Top of Task data

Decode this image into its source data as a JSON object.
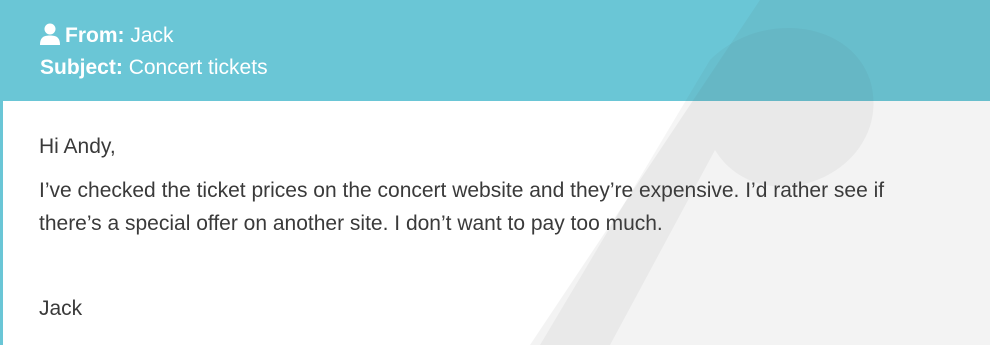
{
  "email": {
    "from_label": "From:",
    "from_value": "Jack",
    "subject_label": "Subject:",
    "subject_value": "Concert tickets",
    "greeting": "Hi Andy,",
    "message": "I’ve checked the ticket prices on the concert website and they’re expensive. I’d rather see if there’s a special offer on another site. I don’t want to pay too much.",
    "signoff": "Jack"
  },
  "colors": {
    "header_bg": "#6ac6d6",
    "header_text": "#ffffff",
    "body_text": "#3a3a3a"
  },
  "icons": {
    "sender": "person-icon"
  }
}
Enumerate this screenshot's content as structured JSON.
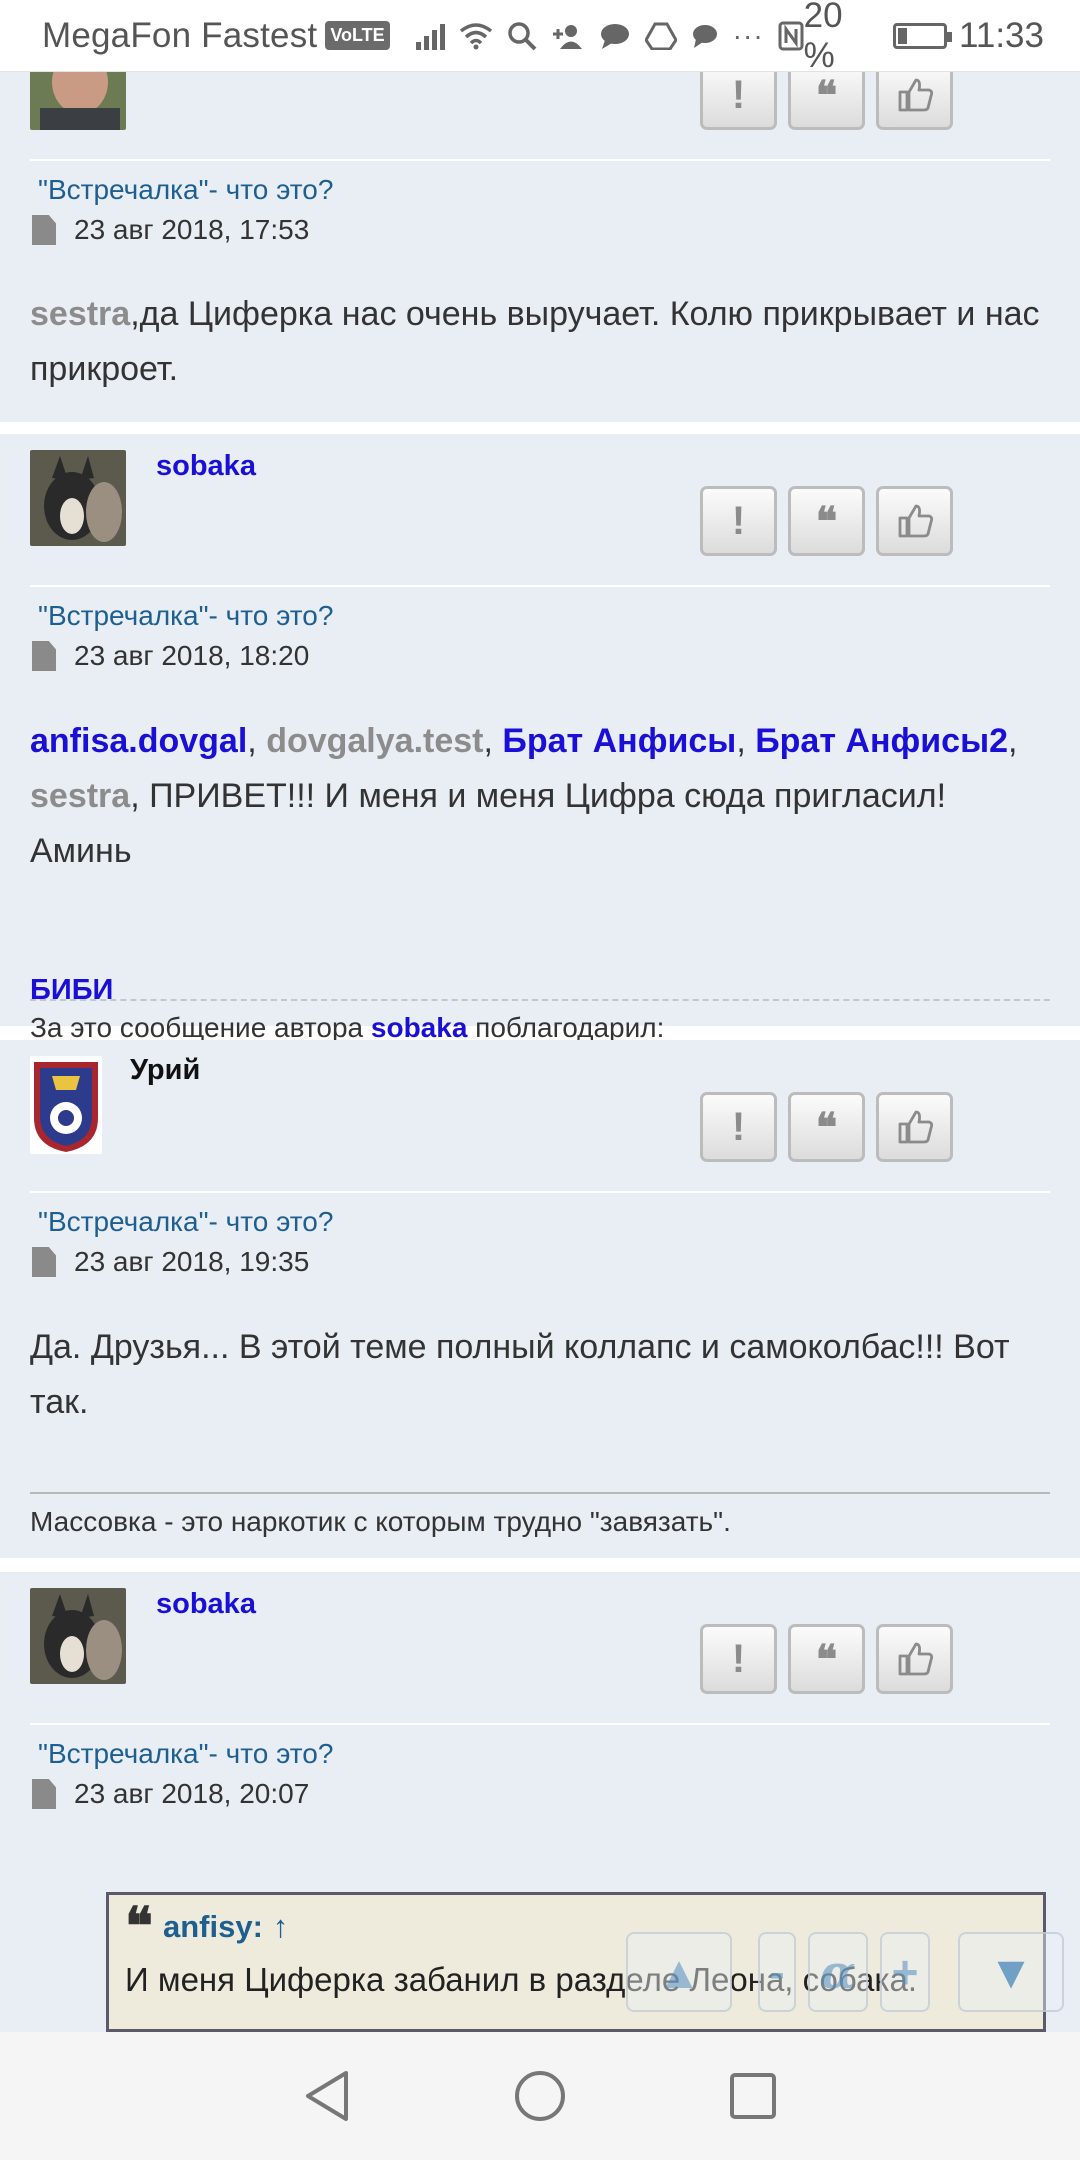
{
  "status_bar": {
    "carrier": "MegaFon Fastest",
    "volte": "VoLTE",
    "battery": "20 %",
    "battery_level": 0.2,
    "time": "11:33",
    "icons": [
      "signal-icon",
      "wifi-icon",
      "search-icon",
      "add-contact-icon",
      "chat-icon",
      "drive-icon",
      "message-icon",
      "more-icon",
      "nfc-icon",
      "battery-icon"
    ]
  },
  "posts": [
    {
      "topic": "\"Встречалка\"- что это?",
      "date": "23 авг 2018, 17:53",
      "message": {
        "mention": "sestra",
        "text": ",да Циферка нас очень выручает. Колю прикрывает и нас прикроет."
      }
    },
    {
      "author": "sobaka",
      "topic": "\"Встречалка\"- что это?",
      "date": "23 авг 2018, 18:20",
      "message": {
        "m1": "anfisa.dovgal",
        "c1": ", ",
        "m2": "dovgalya.test",
        "c2": ", ",
        "m3": "Брат Анфисы",
        "c3": ", ",
        "m4": "Брат Анфисы2",
        "c4": ", ",
        "m5": "sestra",
        "text": ", ПРИВЕТ!!! И меня и меня Цифра сюда пригласил! Аминь"
      },
      "thanks_prefix": "За это сообщение автора",
      "thanks_author": "sobaka",
      "thanks_suffix": "поблагодарил:",
      "thanks_user": "БИБИ"
    },
    {
      "author": "Урий",
      "topic": "\"Встречалка\"- что это?",
      "date": "23 авг 2018, 19:35",
      "message": {
        "text": "Да. Друзья... В этой теме полный коллапс и самоколбас!!! Вот так."
      },
      "signature": "Массовка - это наркотик с которым трудно \"завязать\"."
    },
    {
      "author": "sobaka",
      "topic": "\"Встречалка\"- что это?",
      "date": "23 авг 2018, 20:07",
      "quote": {
        "author": "anfisy:",
        "arrow": "↑",
        "text": "И меня Циферка забанил в разделе Леона, собака."
      }
    }
  ],
  "post_buttons": {
    "report": "!",
    "quote": "❝",
    "like": "👍"
  },
  "floating": {
    "up": "▲",
    "font_minus": "-",
    "font_label": "α",
    "font_plus": "+",
    "down": "▼"
  }
}
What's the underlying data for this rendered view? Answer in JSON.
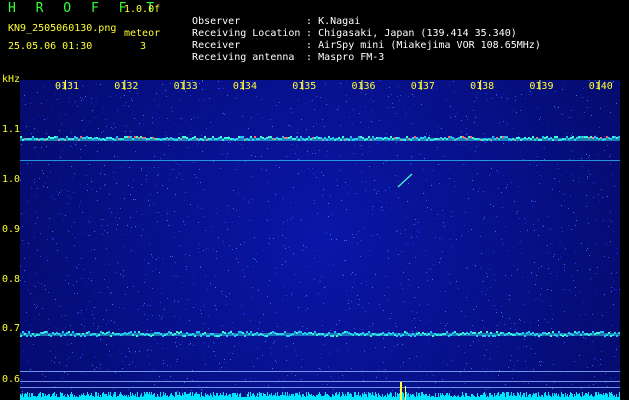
{
  "header": {
    "app_name": "H R O F F T",
    "version": "1.0.0f",
    "file_name": "KN9_2505060130.png",
    "meteor_label": "meteor",
    "meteor_count": "3",
    "datetime": "25.05.06 01:30"
  },
  "meta": [
    {
      "key": "Observer",
      "value": ": K.Nagai"
    },
    {
      "key": "Receiving Location",
      "value": ": Chigasaki, Japan (139.414 35.340)"
    },
    {
      "key": "Receiver",
      "value": ": AirSpy mini (Miakejima VOR 108.65MHz)"
    },
    {
      "key": "Receiving antenna",
      "value": ": Maspro FM-3"
    }
  ],
  "axis": {
    "y_unit": "kHz",
    "y_ticks": [
      "1.1",
      "1.0",
      "0.9",
      "0.8",
      "0.7",
      "0.6"
    ],
    "x_ticks": [
      "0131",
      "0132",
      "0133",
      "0134",
      "0135",
      "0136",
      "0137",
      "0138",
      "0139",
      "0140"
    ]
  },
  "colors": {
    "background": "#000000",
    "plot_bg": "#071086",
    "label": "#ffff33",
    "title": "#33ff33",
    "signal": "#33ffcc",
    "baseline": "#00e5ff"
  }
}
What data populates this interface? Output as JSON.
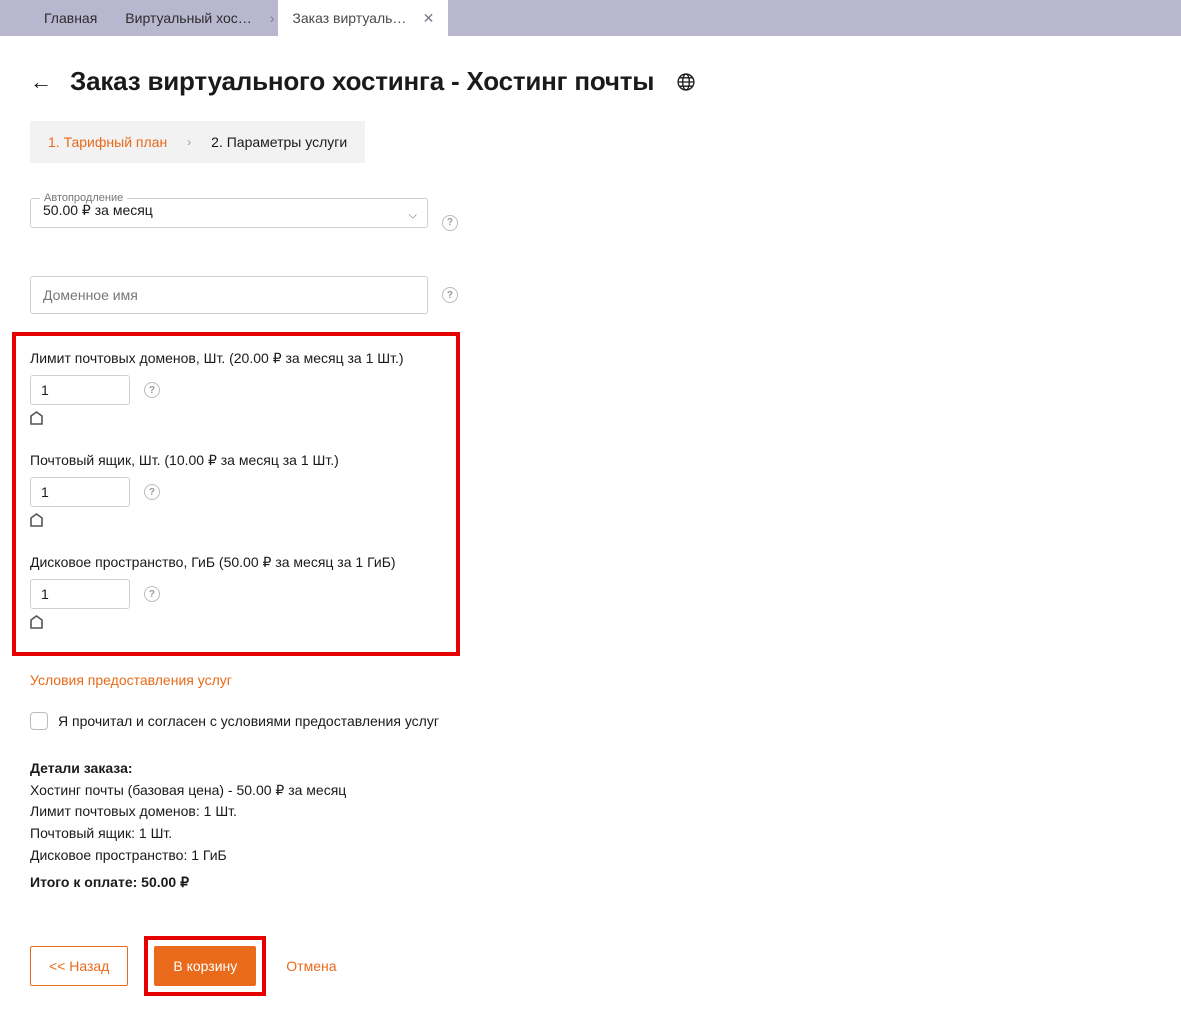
{
  "tabs": {
    "home": "Главная",
    "vhost": "Виртуальный хос…",
    "order": "Заказ виртуальн…"
  },
  "page": {
    "title": "Заказ виртуального хостинга - Хостинг почты"
  },
  "steps": {
    "one": "1. Тарифный план",
    "two": "2. Параметры услуги"
  },
  "autoprolong": {
    "label": "Автопродление",
    "value": "50.00 ₽ за месяц"
  },
  "domain": {
    "placeholder": "Доменное имя"
  },
  "params": {
    "mail_domains": {
      "label": "Лимит почтовых доменов, Шт. (20.00 ₽ за месяц за 1 Шт.)",
      "value": "1"
    },
    "mailbox": {
      "label": "Почтовый ящик, Шт. (10.00 ₽ за месяц за 1 Шт.)",
      "value": "1"
    },
    "disk": {
      "label": "Дисковое пространство, ГиБ (50.00 ₽ за месяц за 1 ГиБ)",
      "value": "1"
    }
  },
  "terms_link": "Условия предоставления услуг",
  "agree_label": "Я прочитал и согласен с условиями предоставления услуг",
  "details": {
    "heading": "Детали заказа:",
    "line1": "Хостинг почты (базовая цена) - 50.00 ₽ за месяц",
    "line2": "Лимит почтовых доменов: 1 Шт.",
    "line3": "Почтовый ящик: 1 Шт.",
    "line4": "Дисковое пространство: 1 ГиБ",
    "total": "Итого к оплате: 50.00 ₽"
  },
  "footer": {
    "back": "<<  Назад",
    "cart": "В корзину",
    "cancel": "Отмена"
  }
}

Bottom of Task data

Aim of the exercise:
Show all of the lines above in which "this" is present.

Your response:
Decode this image into its source data as a JSON object.
Enumerate this screenshot's content as structured JSON.
What's the underlying data for this rendered view? Answer in JSON.
What data populates this interface? Output as JSON.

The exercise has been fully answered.